Tractor beams sound like science fiction straight out of “Star Trek,” but one U.K.-based researcher is showing off how you could make your own using a 3D printer. Short for “attractor” beams, the popular concept refers to a system enabling one distant object to be pulled towards another.
Last year, Asier Marzo, then a doctoral student at the Public University of Navarre, developed the first single-sided acoustic tractor beam that could trap and pull in an object — things like small beads or even insects — by way of sound waves emitting a single direction. Now at the University of Bristol, Marzo has found a way to make this technology more accessible to the average person, according to a press release from the American Institute of Physics.
Marzo has created something of a how-to guide to making tractor beams, with a soon-to-be-published open access paper in Applied Physics Letters as well as a video posted to YouTube that explains his process.

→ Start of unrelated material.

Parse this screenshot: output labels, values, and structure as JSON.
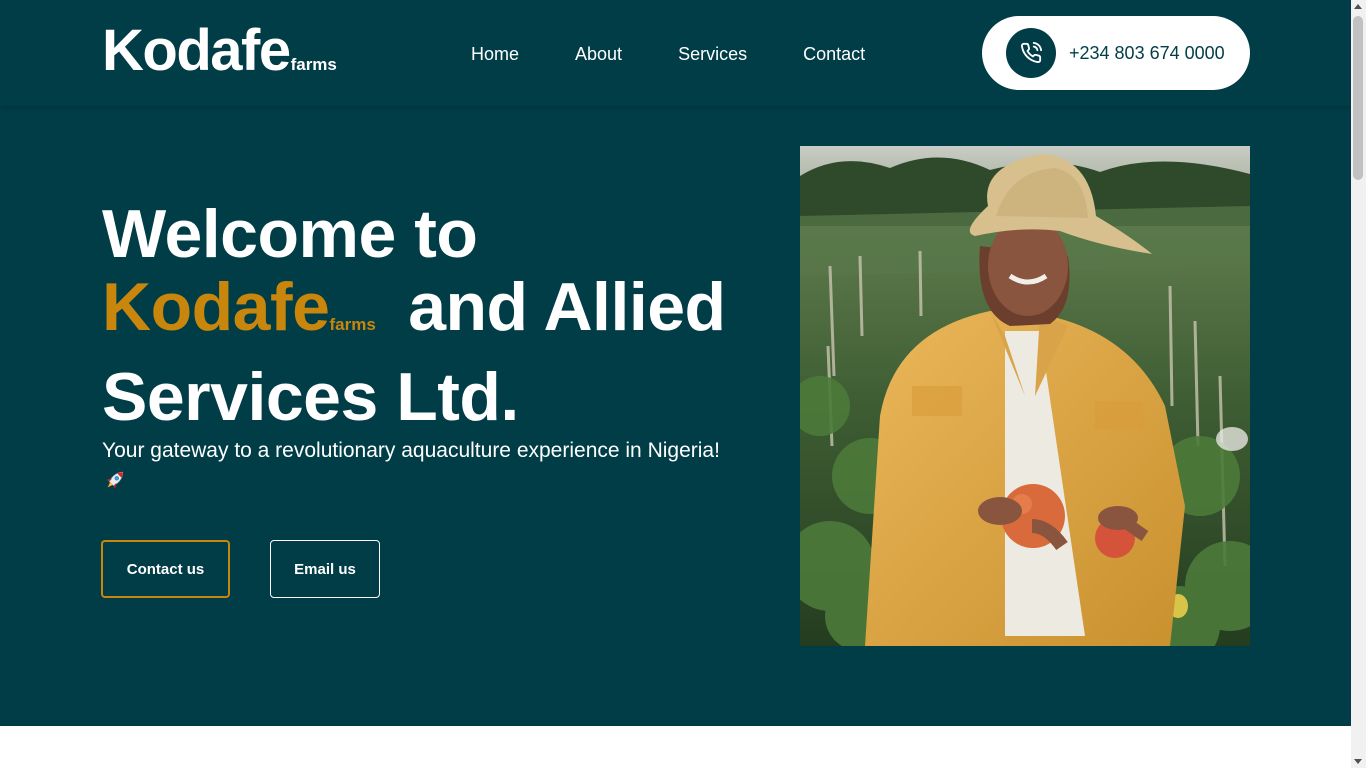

“The most important thing is that it can attract the particle towards the source,” Marzo said in the release. “It’s very easy to push particles from the source, but what’s hard is to pull them toward the source; to attract the particles. When you move the tractor beam, the particle moves, but otherwise the trap is static. It can levitate small plastics — it can also levitate a fly and small biological samples. It’s quite handy.”
In the past, expensive equipment was required to create these tractor beams.
“Previously we developed a tractor beam, but it was very complicated and pricey because it required a phase array, which is a complex electronic system,” Marzo added. “In this paper, we made a simple, static tractor beam that only requires a static piece of matter.”
Basically, the sound waves are shaped by the internal design of the 3D-printed machine, modulated by what Marzo called “metamaterial,” or a “piece of matter with lots of tubes of different lengths.”
As the sound waves travel through all these tubes, they are essentially molded into the correct “phases” that waves need to be in to generate the tractor beam.
Marzo acknowledged that, initially, it wasn’t easy to find a way to create such a complex structure from an at-home 3D printer.
“We needed to engineer the tubes very well to allow them to be 3D-printed with a normal 3D printer,” he said. “A normal 3D printer has a lot of limitations.”
For home-based hobbyists who want to create their own space-age tractor beam, they can buy the necessary components easily from Amazon for less than about $70, Marzo said.
Of course, this technology’s potential is more scientifically significant than just a fun hobby. For example, tractor beams could be used by biologists who are looking to see how certain biological samples act in low-gravity situations. Marzo’s technology is essentially a jumping off point for other researchers to use in their own work.
“Recently there have been several papers about what happens if we levitate an embryo, how does it develop? Or what happens if we levitate bacteria?” he said. “For instance, they discovered salmonella is three times more [virulent] when it’s levitated. Certain microorganisms react differently to microgravity.”
Right now, there are three designs for the device that can work with different object sizes and sound wavelengths. Marzo did stress that even researchers with a full lab at their disposal have difficulty trapping heavier objects and liquids by the tractor beams. He said that trapping objects that are larger than half the wavelength of sound remains a big challenge, and be extremely difficult for the tractor beam rookie at home. Due to these limitations, the most feasible size of an object that could be caught in a tractor beam’s path at home would be just a few millimeters.